Today, Joe Scarborough says that “Friday changed everything” and that “From this day forward, we can never be the same again.” He goes on to indicate that he no longer believes in the right to sell powerful weapons, or even in the right to produce violent movies.
A reasonably skeptical person might ask: what has changed? Did Friday’s shooting cause some rift in the space-time continuum, so that human nature is no longer what it used to be?
Before Friday, I saw no reason to believe that gun control could eliminate guns any more effectively than drug prohibition has eliminated marijuana or cocaine. How did Friday change that? Did it make government omnipotent, able to monitor every kind of human interaction and stop any kind of prohibited dealing in its tracks? If so, did it make omnipotent government suddenly more desirable than it was on Thursday?
Did it make it so that people will simply acquiesce in prohibitions of goods that carry an independent consumer demand? Did it suddenly make guns (or marijuana, cocaine, meth, and whatever else) undesirable to all the people who found them desirable on Thursday? Can black markets for prohibited goods no longer exist, after Friday? And will criminals no longer access black markets to find prohibited items?
Will the threat of armed citizens no longer deter criminals from committing crimes after Friday? Is it no longer the case that armed citizens, even if they don’t succeed in actually stopping a shooting, are at least better positioned to stop one than unarmed citizens? Or, did the police on Friday suddenly stumble upon some instant teleportation technology, so that they can be on the scene as soon as the criminal starts shooting, making private gun ownership unnecessary?

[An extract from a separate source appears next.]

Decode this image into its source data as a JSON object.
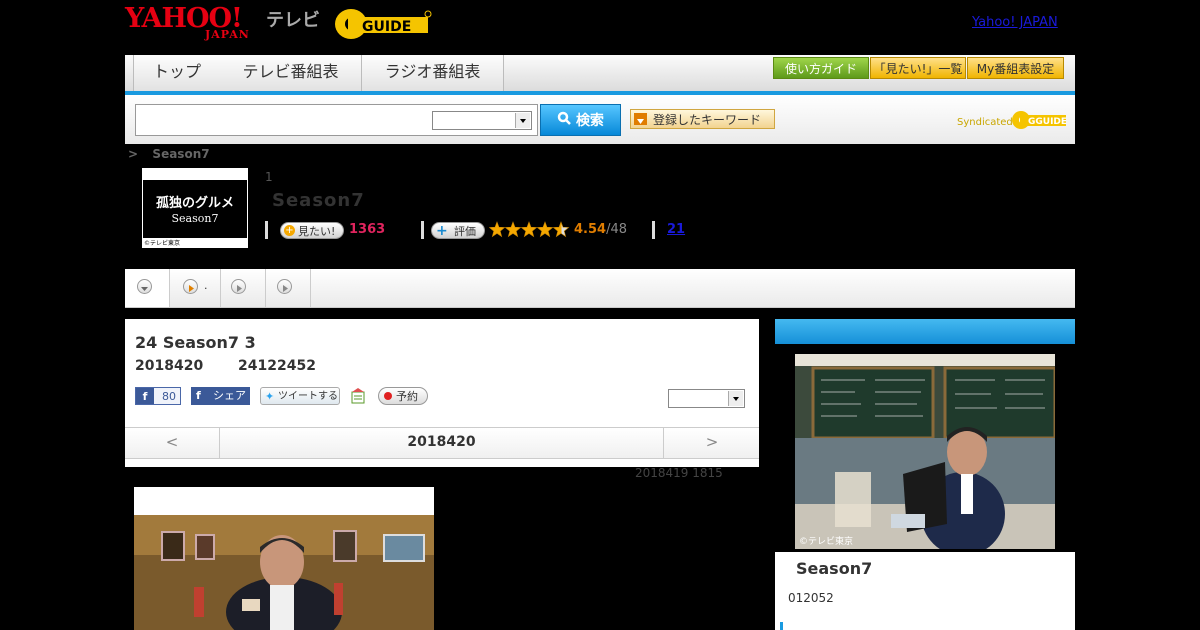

If these arguments were valid on Thursday, why are they invalid on Friday? As far as I can tell, all Scarborough’s argument amounts to is: “I used to support gun rights, but then I saw too many shootings, so now I support gun control.” That’s not a real argument; it is just an appeal to emotion that fails to address any of the concerns that gun-rights supporters have. But just because Scarborough has fallen prey to emotionalism doesn’t mean the rest of us should.